“These five women are not on trial, and nor am I. The publisher of the Mail on Sunday is the one on trial. It is this publisher that acted unlawfully and is attempting to evade accountability; to create a circus and distract from the point of this case - that the Mail on Sunday unlawfully published my private letter,” the Duchess added.
Meghan described each of the women as “a private citizen” and “young mother,” who have “a basic right to privacy.” “Both the Mail on Sunday and the court system have their names on a confidential schedule, but for the Mail on Sunday to expose them in the public domain for no reason other than clickbait and commercial gain is vicious and poses a threat to their emotional and mental wellbeing,” the Suits alum said. “I respectfully ask the court to treat this legal matter with the sensitivity it deserves, and to prevent the publisher of the Mail on Sunday from breaking precedent and abusing the legal process by identifying these anonymous individuals - a privilege that these newspapers in fact rely upon to protect their own unnamed sources.”
A spokesperson for the Mail on Sunday responded (via HOLA! USA’s sister brand HELLO!) to the statement noting that they “had absolutely no intention of publishing the identities of the five friends.” “But their evidence is at the heart of the case and we see no reason why their identities should be kept secret,” the statement continued. “That is why we told the Duchess’s lawyers last week that the question of their confidentiality should be properly considered by the court.”

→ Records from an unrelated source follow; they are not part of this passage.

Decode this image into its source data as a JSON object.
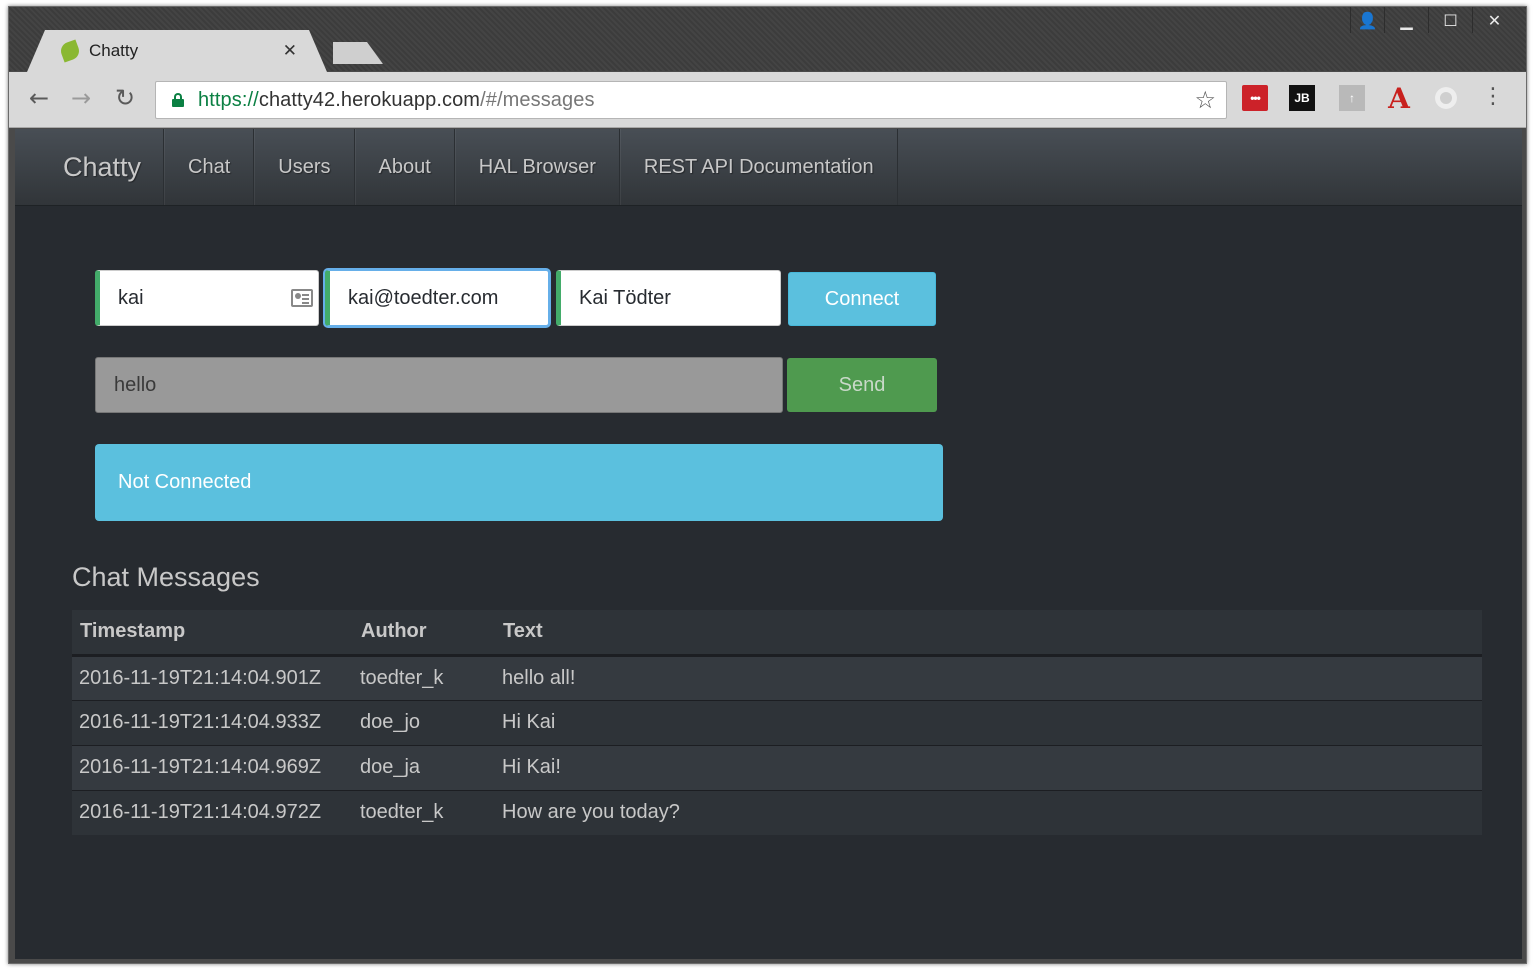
{
  "browser": {
    "tab_title": "Chatty",
    "tab_close": "✕",
    "url_scheme": "https://",
    "url_host": "chatty42.herokuapp.com",
    "url_path": "/#/messages",
    "window_buttons": {
      "user": "👤",
      "minimize": "▁",
      "maximize": "☐",
      "close": "✕"
    },
    "nav": {
      "back": "←",
      "forward": "→",
      "reload": "↻"
    },
    "star": "☆",
    "menu": "⋮",
    "extensions": {
      "lastpass": "•••",
      "jetbrains": "JB",
      "upload": "↑",
      "acrobat": "A"
    }
  },
  "navbar": {
    "brand": "Chatty",
    "links": [
      "Chat",
      "Users",
      "About",
      "HAL Browser",
      "REST API Documentation"
    ]
  },
  "form": {
    "username": "kai",
    "email": "kai@toedter.com",
    "fullname": "Kai Tödter",
    "connect_label": "Connect",
    "message": "hello",
    "send_label": "Send"
  },
  "status": {
    "text": "Not Connected"
  },
  "messages": {
    "title": "Chat Messages",
    "headers": [
      "Timestamp",
      "Author",
      "Text"
    ],
    "rows": [
      [
        "2016-11-19T21:14:04.901Z",
        "toedter_k",
        "hello all!"
      ],
      [
        "2016-11-19T21:14:04.933Z",
        "doe_jo",
        "Hi Kai"
      ],
      [
        "2016-11-19T21:14:04.969Z",
        "doe_ja",
        "Hi Kai!"
      ],
      [
        "2016-11-19T21:14:04.972Z",
        "toedter_k",
        "How are you today?"
      ]
    ]
  },
  "colors": {
    "page_bg": "#272b30",
    "info": "#5bc0de",
    "success": "#43ac6a",
    "send_button": "#4f9a4f"
  }
}
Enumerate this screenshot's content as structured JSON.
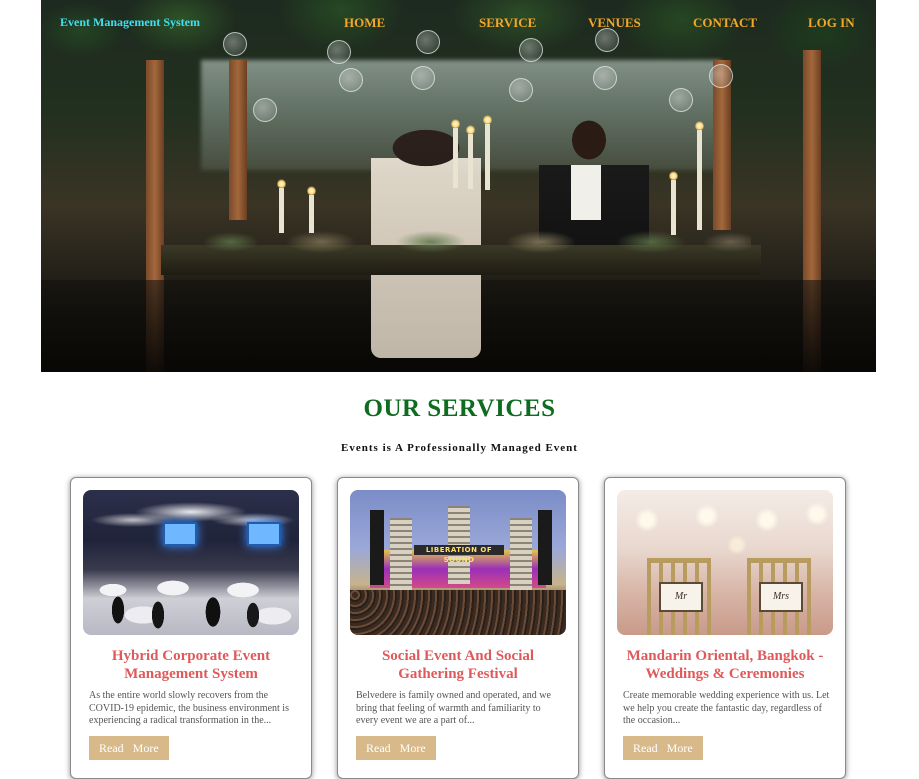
{
  "nav": {
    "brand": "Event Management System",
    "links": [
      "HOME",
      "SERVICE",
      "VENUES",
      "CONTACT",
      "LOG IN"
    ]
  },
  "hero": {
    "image": "wedding-reception-couple-photo"
  },
  "services": {
    "title": "OUR SERVICES",
    "subtitle": "Events is A Professionally Managed Event",
    "cards": [
      {
        "image": "ballroom-corporate-event-photo",
        "title": "Hybrid Corporate Event Management System",
        "description": "As the entire world slowly recovers from the COVID-19 epidemic, the business environment is experiencing a radical transformation in the...",
        "button": "Read More"
      },
      {
        "image": "music-festival-stage-photo",
        "image_banner_text": "LIBERATION OF SOUND",
        "title": "Social Event And Social Gathering Festival",
        "description": "Belvedere is family owned and operated, and we bring that feeling of warmth and familiarity to every event we are a part of...",
        "button": "Read More"
      },
      {
        "image": "wedding-chairs-mr-mrs-photo",
        "image_signs": [
          "Mr",
          "Mrs"
        ],
        "title": "Mandarin Oriental, Bangkok - Weddings & Ceremonies",
        "description": "Create memorable wedding experience with us. Let we help you create the fantastic day, regardless of the occasion...",
        "button": "Read More"
      }
    ]
  },
  "colors": {
    "brand": "#3fe0f0",
    "nav_link": "#f2a72b",
    "services_title": "#0e6b1f",
    "card_title": "#e0595a",
    "button_bg": "#d7b98a"
  }
}
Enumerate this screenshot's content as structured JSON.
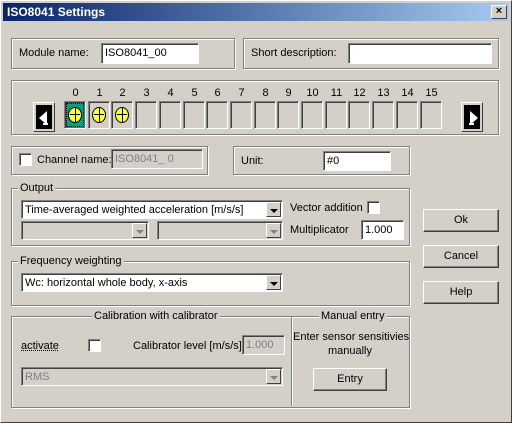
{
  "window": {
    "title": "ISO8041 Settings",
    "close_glyph": "×"
  },
  "module": {
    "name_label": "Module name:",
    "name_value": "ISO8041_00",
    "desc_label": "Short description:",
    "desc_value": ""
  },
  "channels": {
    "numbers": [
      "0",
      "1",
      "2",
      "3",
      "4",
      "5",
      "6",
      "7",
      "8",
      "9",
      "10",
      "11",
      "12",
      "13",
      "14",
      "15"
    ],
    "selected_index": 0,
    "active_count": 3
  },
  "channel": {
    "name_label": "Channel name:",
    "name_value": "ISO8041_ 0",
    "unit_label": "Unit:",
    "unit_value": "#0"
  },
  "output": {
    "legend": "Output",
    "measure": "Time-averaged weighted acceleration [m/s/s]",
    "sub1": "",
    "sub2": "",
    "vector_label": "Vector addition",
    "mult_label": "Multiplicator",
    "mult_value": "1.000"
  },
  "freq": {
    "legend": "Frequency weighting",
    "value": "Wc: horizontal whole body, x-axis"
  },
  "calib": {
    "legend": "Calibration with calibrator",
    "activate_label": "activate",
    "level_label": "Calibrator level [m/s/s]",
    "level_value": "1.000",
    "mode_value": "RMS"
  },
  "manual": {
    "legend": "Manual entry",
    "text1": "Enter sensor sensitivies",
    "text2": "manually",
    "entry_button": "Entry"
  },
  "buttons": {
    "ok": "Ok",
    "cancel": "Cancel",
    "help": "Help"
  },
  "colors": {
    "title_start": "#0a246a",
    "title_end": "#a6caf0",
    "face": "#d4d0c8",
    "selected_channel": "#00a080",
    "channel_icon": "#ffff40"
  }
}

Meghan is suing the publisher of the Mail on Sunday for breach of privacy and copyright infringement after the British news outlet published extracts of a private letter that wrote to her father Thomas Markle in August of 2018. The letter first came to light last year when five of the Duchess’ “close friends” spoke to People magazine about the “global bullying” Meghan was facing. The American-born royal has denied authorizing her friends to speak with the publication, and has said she was not aware of the story in advance.